- [EXERCISE]:
Return each line below holding the string "from".
##### MATERIAL FOR THE TASK
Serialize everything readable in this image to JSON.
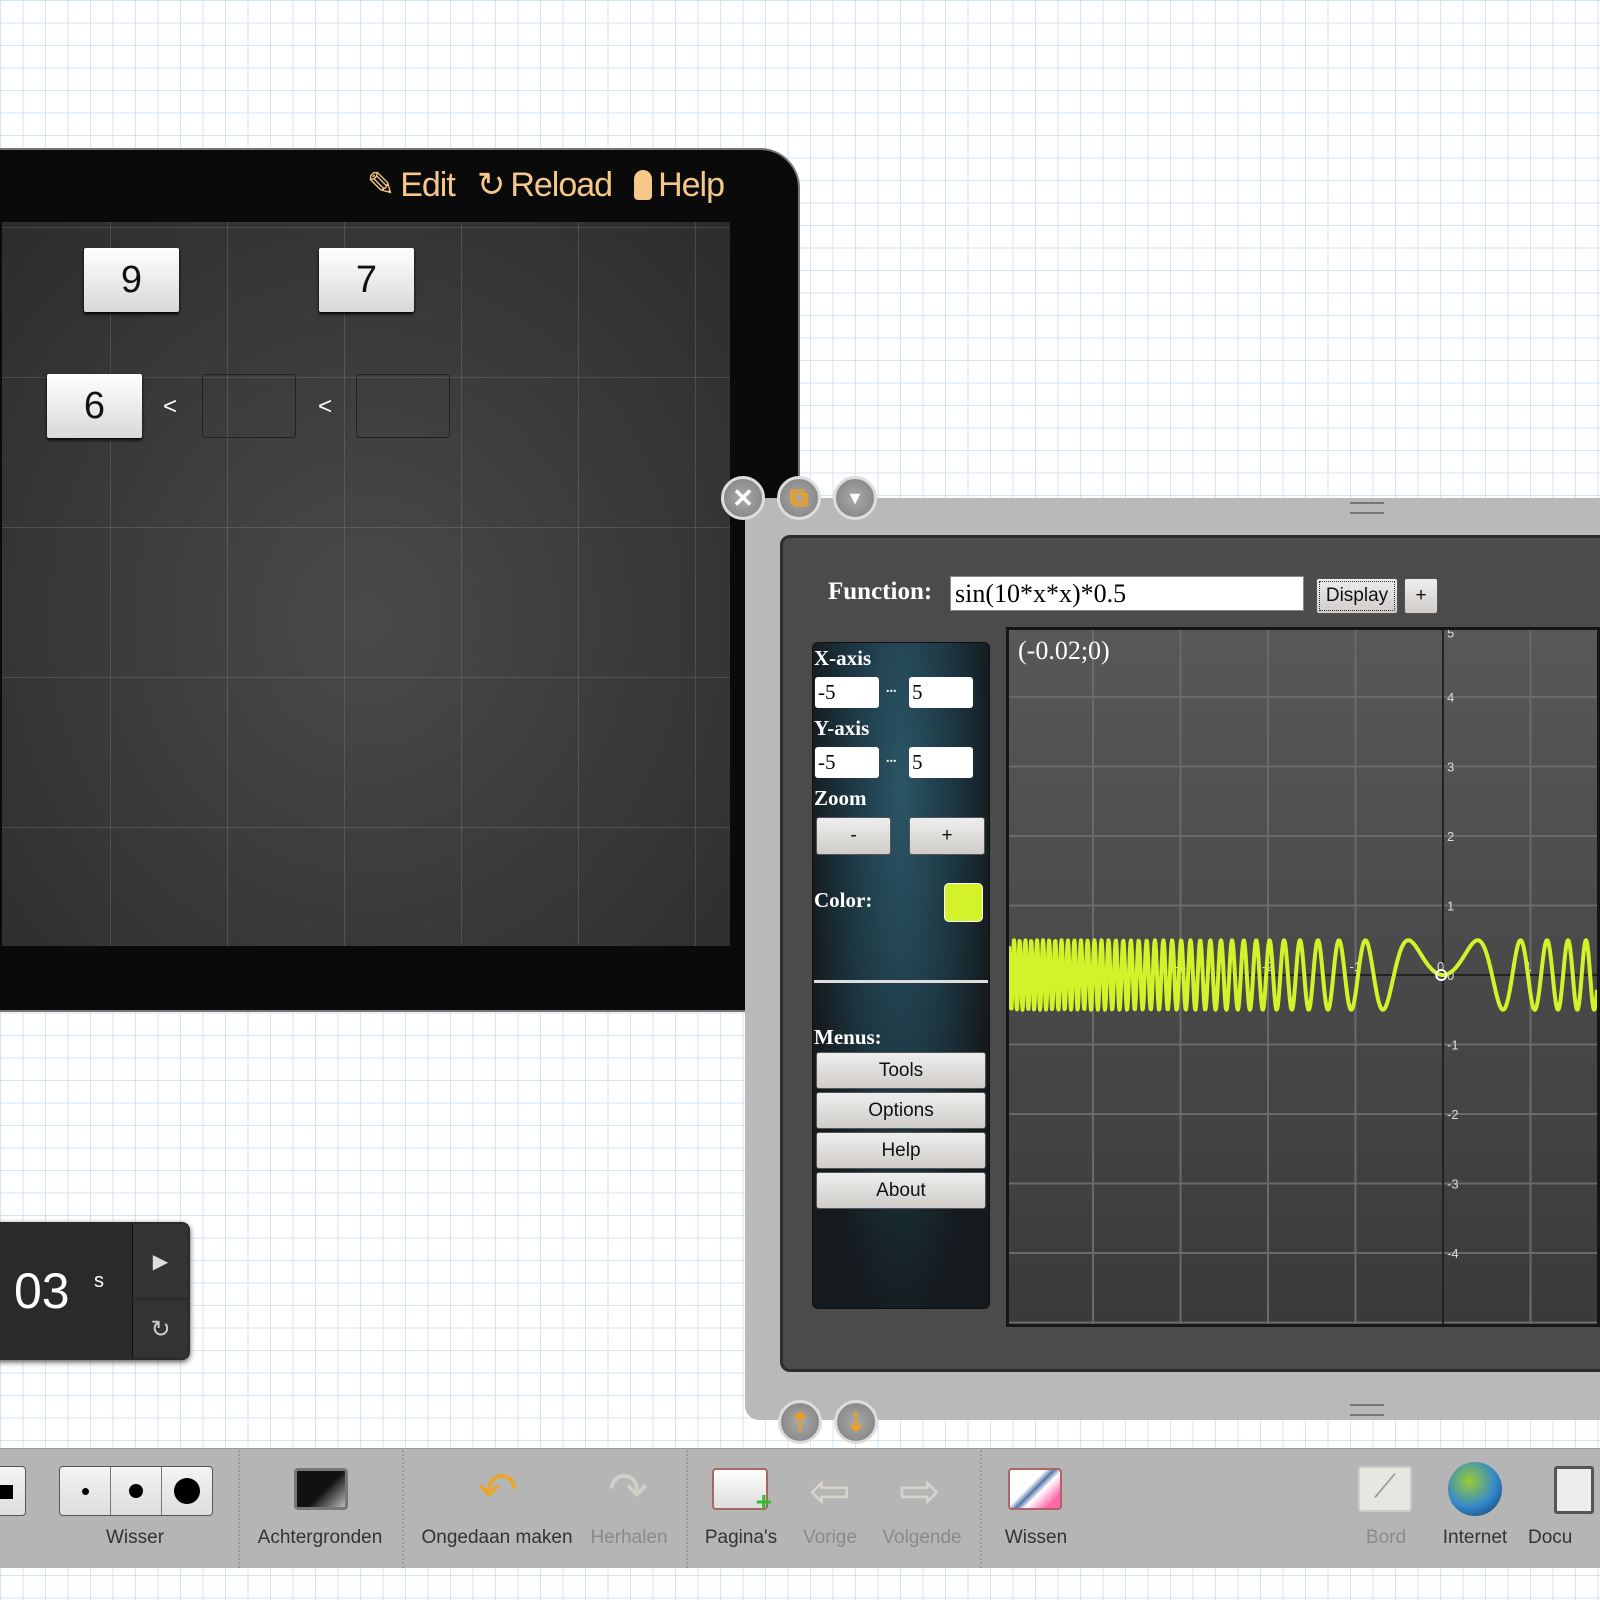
{
  "left_panel": {
    "header": {
      "edit": "Edit",
      "reload": "Reload",
      "help": "Help"
    },
    "cards_top": [
      "9",
      "7"
    ],
    "card_first": "6",
    "comparators": [
      "<",
      "<"
    ]
  },
  "timer": {
    "value": "03",
    "unit": "s"
  },
  "graph_app": {
    "function_label": "Function:",
    "function_value": "sin(10*x*x)*0.5",
    "display_button": "Display",
    "add_button": "+",
    "x_axis_label": "X-axis",
    "x_min": "-5",
    "x_max": "5",
    "y_axis_label": "Y-axis",
    "y_min": "-5",
    "y_max": "5",
    "range_sep": "...",
    "zoom_label": "Zoom",
    "zoom_out": "-",
    "zoom_in": "+",
    "color_label": "Color:",
    "color": "#d4f22a",
    "menus_label": "Menus:",
    "menus": [
      "Tools",
      "Options",
      "Help",
      "About"
    ],
    "coordinate_readout": "(-0.02;0)"
  },
  "chart_data": {
    "type": "line",
    "function": "sin(10*x*x)*0.5",
    "xlim": [
      -5,
      5
    ],
    "ylim": [
      -5,
      5
    ],
    "grid": true,
    "x_ticks": [
      "-5",
      "-4",
      "-3",
      "-2",
      "-1",
      "0",
      "1"
    ],
    "y_ticks": [
      "5",
      "4",
      "3",
      "2",
      "1",
      "0",
      "-1",
      "-2",
      "-3",
      "-4"
    ],
    "color": "#d4f22a"
  },
  "toolbar": {
    "items": [
      {
        "label": "Wisser",
        "enabled": true
      },
      {
        "label": "Achtergronden",
        "enabled": true
      },
      {
        "label": "Ongedaan maken",
        "enabled": true
      },
      {
        "label": "Herhalen",
        "enabled": false
      },
      {
        "label": "Pagina's",
        "enabled": true
      },
      {
        "label": "Vorige",
        "enabled": false
      },
      {
        "label": "Volgende",
        "enabled": false
      },
      {
        "label": "Wissen",
        "enabled": true
      },
      {
        "label": "Bord",
        "enabled": false
      },
      {
        "label": "Internet",
        "enabled": true
      },
      {
        "label": "Docu",
        "enabled": true
      }
    ]
  }
}
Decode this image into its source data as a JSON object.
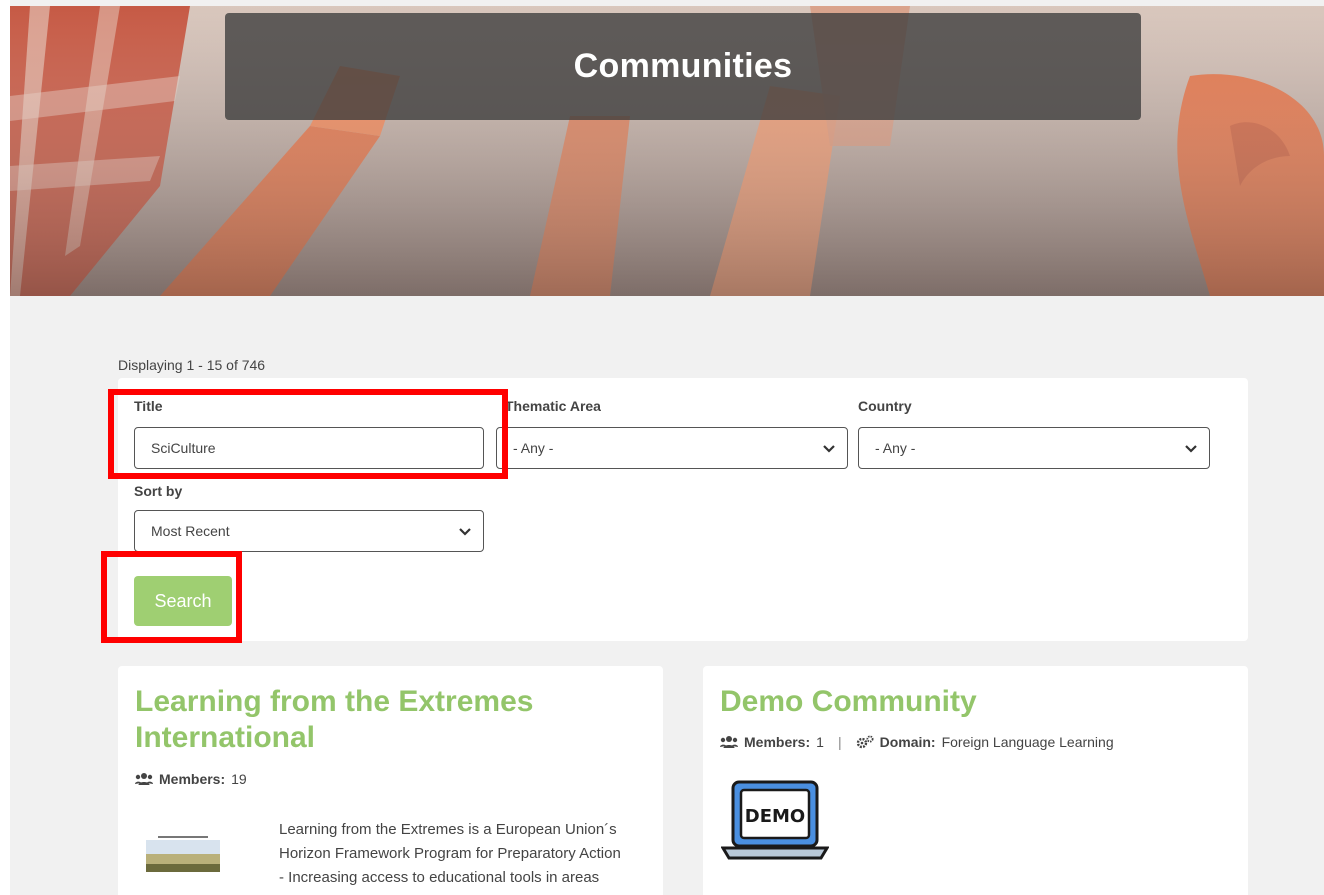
{
  "hero": {
    "title": "Communities"
  },
  "results": {
    "summary": "Displaying 1 - 15 of 746"
  },
  "filters": {
    "title_label": "Title",
    "title_value": "SciCulture",
    "thematic_label": "Thematic Area",
    "thematic_value": "- Any -",
    "country_label": "Country",
    "country_value": "- Any -",
    "sort_label": "Sort by",
    "sort_value": "Most Recent",
    "search_label": "Search"
  },
  "cards": [
    {
      "title_line1": "Learning from the Extremes",
      "title_line2": "International",
      "members_label": "Members:",
      "members_value": "19",
      "description_lines": [
        "Learning from the Extremes is a European Union´s",
        "Horizon Framework Program for Preparatory Action",
        "- Increasing access to educational tools in areas"
      ]
    },
    {
      "title": "Demo Community",
      "members_label": "Members:",
      "members_value": "1",
      "separator": "|",
      "domain_label": "Domain:",
      "domain_value": "Foreign Language Learning",
      "image_text": "DEMO"
    }
  ],
  "colors": {
    "accent_green": "#93c56a",
    "button_green": "#9fcf72",
    "highlight_red": "#ff0000"
  }
}
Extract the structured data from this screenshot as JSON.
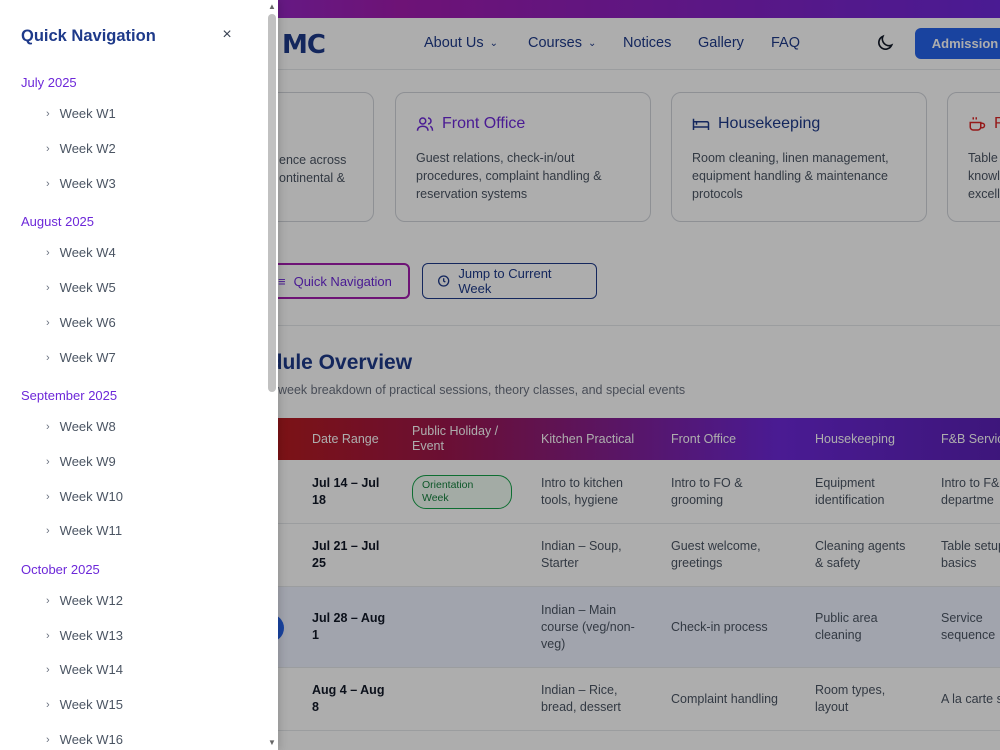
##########
- [YOUR RESPONSE]:
      "title_line1": "Learning from the Extremes",
        "Learning from the Extremes is a European Union´s",
Extract the structured data from this screenshot as JSON.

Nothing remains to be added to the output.